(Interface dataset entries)
════

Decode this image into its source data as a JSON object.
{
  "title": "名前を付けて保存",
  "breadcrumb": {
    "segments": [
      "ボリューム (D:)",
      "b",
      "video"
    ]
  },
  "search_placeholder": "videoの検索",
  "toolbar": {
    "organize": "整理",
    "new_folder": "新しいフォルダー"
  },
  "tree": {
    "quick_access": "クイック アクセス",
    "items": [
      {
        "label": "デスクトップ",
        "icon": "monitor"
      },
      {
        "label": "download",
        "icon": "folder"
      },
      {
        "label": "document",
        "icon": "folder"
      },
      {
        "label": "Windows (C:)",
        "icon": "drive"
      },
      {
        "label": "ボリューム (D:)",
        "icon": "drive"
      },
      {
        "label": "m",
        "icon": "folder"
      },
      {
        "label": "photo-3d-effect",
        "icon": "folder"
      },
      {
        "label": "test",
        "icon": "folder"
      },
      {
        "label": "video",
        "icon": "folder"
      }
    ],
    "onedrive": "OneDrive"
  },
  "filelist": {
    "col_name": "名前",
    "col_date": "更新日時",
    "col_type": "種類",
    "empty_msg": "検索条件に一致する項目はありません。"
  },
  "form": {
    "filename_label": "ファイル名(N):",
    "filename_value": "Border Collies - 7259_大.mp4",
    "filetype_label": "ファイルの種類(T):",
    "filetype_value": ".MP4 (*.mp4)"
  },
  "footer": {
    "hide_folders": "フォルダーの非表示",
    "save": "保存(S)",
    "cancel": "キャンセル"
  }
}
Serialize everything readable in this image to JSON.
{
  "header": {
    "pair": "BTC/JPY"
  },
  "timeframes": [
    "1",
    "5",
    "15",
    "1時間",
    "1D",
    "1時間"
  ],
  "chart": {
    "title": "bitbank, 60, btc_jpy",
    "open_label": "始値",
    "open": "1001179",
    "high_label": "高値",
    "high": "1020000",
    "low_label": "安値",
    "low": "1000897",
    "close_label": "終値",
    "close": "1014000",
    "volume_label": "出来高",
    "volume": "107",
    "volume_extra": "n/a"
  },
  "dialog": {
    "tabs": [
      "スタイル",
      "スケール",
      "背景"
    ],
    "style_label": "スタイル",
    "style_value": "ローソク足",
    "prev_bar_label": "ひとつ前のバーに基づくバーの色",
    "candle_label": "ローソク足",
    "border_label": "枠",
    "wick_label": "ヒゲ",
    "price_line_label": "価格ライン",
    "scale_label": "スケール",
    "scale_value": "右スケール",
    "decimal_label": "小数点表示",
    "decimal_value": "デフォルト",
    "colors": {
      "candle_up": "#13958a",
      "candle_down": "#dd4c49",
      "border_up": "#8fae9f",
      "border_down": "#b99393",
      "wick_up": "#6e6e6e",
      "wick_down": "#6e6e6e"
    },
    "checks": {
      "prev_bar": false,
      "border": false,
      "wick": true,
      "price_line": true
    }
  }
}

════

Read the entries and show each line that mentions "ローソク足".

    "style_value": "ローソク足",
    "candle_label": "ローソク足",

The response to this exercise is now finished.